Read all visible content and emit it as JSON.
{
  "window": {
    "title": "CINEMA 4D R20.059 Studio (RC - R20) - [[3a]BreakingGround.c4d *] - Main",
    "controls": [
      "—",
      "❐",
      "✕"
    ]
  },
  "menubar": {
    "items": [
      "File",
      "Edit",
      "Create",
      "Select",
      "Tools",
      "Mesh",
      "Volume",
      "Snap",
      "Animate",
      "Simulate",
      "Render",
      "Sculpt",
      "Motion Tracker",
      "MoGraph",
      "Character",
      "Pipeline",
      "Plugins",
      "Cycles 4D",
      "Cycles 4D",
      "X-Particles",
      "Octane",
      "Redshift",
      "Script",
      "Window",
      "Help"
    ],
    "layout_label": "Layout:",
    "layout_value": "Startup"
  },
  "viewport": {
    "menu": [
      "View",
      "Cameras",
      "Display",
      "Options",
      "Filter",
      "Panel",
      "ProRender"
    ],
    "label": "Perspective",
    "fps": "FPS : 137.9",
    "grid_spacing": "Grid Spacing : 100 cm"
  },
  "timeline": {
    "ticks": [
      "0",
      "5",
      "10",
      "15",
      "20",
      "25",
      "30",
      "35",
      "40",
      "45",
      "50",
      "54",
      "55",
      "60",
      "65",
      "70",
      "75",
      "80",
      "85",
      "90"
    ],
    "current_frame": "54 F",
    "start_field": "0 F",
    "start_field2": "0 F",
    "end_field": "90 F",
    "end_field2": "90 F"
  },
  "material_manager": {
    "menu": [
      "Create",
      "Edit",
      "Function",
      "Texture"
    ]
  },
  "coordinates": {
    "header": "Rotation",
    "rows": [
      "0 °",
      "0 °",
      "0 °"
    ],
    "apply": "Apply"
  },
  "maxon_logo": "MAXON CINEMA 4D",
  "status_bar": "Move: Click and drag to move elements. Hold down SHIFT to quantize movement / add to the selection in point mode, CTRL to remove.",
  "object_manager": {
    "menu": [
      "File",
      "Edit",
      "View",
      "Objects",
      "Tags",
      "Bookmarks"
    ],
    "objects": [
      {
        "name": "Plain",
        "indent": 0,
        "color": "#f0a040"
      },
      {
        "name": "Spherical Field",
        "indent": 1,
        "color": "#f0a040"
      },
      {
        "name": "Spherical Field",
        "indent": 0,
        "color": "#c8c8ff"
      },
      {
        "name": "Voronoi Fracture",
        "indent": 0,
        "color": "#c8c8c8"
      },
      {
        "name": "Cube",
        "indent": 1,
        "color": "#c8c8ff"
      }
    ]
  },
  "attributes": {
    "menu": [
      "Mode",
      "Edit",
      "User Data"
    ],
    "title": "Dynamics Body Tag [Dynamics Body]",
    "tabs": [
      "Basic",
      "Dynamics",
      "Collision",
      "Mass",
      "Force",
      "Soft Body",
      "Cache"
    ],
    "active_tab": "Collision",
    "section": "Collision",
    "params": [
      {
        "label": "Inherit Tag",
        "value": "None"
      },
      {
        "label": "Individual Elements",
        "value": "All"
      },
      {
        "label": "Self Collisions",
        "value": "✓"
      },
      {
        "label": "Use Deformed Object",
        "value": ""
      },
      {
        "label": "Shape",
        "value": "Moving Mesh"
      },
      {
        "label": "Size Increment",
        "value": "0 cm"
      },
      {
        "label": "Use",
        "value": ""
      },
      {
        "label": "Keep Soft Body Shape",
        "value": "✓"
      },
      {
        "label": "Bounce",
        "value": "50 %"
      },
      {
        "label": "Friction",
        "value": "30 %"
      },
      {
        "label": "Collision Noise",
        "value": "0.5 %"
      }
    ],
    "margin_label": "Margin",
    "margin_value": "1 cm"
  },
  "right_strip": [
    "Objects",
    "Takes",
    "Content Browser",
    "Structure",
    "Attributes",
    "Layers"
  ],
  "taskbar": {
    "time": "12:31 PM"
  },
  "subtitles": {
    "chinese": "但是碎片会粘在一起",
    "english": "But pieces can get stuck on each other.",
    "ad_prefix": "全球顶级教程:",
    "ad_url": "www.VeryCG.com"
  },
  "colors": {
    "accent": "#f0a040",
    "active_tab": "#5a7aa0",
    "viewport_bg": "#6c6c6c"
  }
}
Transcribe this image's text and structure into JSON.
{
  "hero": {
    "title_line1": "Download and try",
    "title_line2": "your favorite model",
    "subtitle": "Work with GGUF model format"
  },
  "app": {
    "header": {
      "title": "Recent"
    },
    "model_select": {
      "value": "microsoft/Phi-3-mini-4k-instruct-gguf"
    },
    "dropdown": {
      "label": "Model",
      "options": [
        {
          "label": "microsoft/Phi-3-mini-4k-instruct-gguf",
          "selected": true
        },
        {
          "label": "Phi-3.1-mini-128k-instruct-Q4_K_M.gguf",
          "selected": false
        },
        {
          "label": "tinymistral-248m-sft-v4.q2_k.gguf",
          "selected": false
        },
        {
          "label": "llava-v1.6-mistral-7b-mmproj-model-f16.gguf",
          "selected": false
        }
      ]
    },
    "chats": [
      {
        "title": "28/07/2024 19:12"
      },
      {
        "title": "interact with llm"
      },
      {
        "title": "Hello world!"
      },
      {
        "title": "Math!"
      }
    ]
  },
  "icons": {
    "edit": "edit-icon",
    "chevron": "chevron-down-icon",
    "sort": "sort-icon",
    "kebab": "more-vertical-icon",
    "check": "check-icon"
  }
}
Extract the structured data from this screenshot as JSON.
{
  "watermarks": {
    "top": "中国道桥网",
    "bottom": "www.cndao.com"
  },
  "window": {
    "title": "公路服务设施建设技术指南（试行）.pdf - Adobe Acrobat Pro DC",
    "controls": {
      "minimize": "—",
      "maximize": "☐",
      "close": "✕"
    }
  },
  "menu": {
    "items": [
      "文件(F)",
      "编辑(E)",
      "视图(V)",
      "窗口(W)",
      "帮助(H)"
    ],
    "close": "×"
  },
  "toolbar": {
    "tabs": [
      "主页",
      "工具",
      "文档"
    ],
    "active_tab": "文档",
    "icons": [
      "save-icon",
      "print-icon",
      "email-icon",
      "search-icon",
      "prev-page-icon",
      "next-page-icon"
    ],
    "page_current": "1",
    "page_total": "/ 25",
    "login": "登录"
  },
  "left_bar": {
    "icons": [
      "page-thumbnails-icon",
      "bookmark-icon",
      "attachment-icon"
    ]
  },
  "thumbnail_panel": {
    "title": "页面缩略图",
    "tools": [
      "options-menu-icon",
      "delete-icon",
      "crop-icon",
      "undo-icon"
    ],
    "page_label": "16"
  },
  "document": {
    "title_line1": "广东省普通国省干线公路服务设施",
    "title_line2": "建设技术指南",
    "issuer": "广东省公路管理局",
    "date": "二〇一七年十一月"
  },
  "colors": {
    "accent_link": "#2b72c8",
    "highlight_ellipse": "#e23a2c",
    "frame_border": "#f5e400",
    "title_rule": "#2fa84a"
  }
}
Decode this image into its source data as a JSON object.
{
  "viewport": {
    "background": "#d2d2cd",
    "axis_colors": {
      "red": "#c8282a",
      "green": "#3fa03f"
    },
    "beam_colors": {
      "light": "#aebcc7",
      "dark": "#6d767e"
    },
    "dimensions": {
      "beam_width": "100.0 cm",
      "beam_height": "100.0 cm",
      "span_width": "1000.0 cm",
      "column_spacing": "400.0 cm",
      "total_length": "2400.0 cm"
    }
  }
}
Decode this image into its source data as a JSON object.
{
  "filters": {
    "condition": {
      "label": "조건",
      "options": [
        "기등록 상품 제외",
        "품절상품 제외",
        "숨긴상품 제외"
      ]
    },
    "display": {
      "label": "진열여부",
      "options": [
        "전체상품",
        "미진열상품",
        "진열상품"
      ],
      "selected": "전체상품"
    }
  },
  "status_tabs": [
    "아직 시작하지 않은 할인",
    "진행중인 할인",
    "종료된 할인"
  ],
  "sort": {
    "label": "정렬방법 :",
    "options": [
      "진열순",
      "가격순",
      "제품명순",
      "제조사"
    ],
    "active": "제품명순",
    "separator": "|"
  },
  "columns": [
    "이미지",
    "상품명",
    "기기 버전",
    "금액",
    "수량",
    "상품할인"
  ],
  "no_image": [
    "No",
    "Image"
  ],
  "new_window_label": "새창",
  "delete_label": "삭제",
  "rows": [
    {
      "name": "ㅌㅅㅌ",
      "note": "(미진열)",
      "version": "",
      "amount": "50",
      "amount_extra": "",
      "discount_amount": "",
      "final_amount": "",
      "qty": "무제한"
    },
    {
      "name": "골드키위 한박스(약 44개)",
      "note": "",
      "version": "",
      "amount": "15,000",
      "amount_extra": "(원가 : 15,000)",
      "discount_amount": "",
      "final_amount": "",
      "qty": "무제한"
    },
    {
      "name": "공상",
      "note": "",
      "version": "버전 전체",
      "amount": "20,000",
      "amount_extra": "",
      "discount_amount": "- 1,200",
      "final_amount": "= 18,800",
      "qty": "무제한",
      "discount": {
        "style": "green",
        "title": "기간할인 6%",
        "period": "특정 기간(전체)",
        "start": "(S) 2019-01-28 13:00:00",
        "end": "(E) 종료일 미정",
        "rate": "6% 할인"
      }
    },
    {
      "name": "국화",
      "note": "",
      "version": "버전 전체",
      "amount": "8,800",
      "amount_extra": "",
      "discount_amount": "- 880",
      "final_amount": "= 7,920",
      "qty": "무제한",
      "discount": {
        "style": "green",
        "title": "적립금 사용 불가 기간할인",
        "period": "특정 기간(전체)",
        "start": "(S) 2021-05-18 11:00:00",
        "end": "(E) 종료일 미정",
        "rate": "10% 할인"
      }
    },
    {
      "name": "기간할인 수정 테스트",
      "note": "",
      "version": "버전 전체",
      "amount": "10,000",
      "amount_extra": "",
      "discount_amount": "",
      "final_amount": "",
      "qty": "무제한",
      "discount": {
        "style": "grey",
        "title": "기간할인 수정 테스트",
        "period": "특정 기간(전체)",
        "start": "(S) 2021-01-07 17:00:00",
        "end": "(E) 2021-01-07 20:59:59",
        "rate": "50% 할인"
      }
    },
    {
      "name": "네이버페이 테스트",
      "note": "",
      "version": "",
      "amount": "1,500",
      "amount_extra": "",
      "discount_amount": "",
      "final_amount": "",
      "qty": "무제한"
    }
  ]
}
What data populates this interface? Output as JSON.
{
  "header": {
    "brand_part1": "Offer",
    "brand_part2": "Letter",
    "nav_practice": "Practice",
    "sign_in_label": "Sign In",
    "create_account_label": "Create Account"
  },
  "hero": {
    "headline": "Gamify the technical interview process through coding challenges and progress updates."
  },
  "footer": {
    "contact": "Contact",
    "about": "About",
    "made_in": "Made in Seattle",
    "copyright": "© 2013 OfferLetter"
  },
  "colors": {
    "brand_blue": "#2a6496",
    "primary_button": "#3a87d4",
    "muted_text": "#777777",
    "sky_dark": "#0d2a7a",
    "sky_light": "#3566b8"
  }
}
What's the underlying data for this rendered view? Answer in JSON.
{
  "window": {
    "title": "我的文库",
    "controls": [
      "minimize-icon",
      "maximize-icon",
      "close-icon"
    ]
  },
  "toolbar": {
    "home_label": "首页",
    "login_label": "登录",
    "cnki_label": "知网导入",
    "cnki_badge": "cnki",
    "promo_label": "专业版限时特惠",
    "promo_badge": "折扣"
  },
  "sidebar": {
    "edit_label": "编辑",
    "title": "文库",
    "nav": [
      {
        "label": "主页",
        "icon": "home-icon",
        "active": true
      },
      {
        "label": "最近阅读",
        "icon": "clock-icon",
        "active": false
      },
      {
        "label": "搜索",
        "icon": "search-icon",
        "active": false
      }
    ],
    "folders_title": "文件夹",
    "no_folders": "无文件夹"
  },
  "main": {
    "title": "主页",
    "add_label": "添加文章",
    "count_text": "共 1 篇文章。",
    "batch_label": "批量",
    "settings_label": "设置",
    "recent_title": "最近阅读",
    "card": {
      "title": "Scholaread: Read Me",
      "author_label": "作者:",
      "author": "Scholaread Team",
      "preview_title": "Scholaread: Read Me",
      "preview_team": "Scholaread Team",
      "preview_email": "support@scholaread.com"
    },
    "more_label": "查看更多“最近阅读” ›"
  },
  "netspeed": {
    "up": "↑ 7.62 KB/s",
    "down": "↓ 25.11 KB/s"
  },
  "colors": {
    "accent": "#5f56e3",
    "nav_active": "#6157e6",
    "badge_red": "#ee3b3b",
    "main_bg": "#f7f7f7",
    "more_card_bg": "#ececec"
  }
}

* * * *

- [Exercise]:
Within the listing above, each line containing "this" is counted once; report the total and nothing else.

- [Written solution]:
6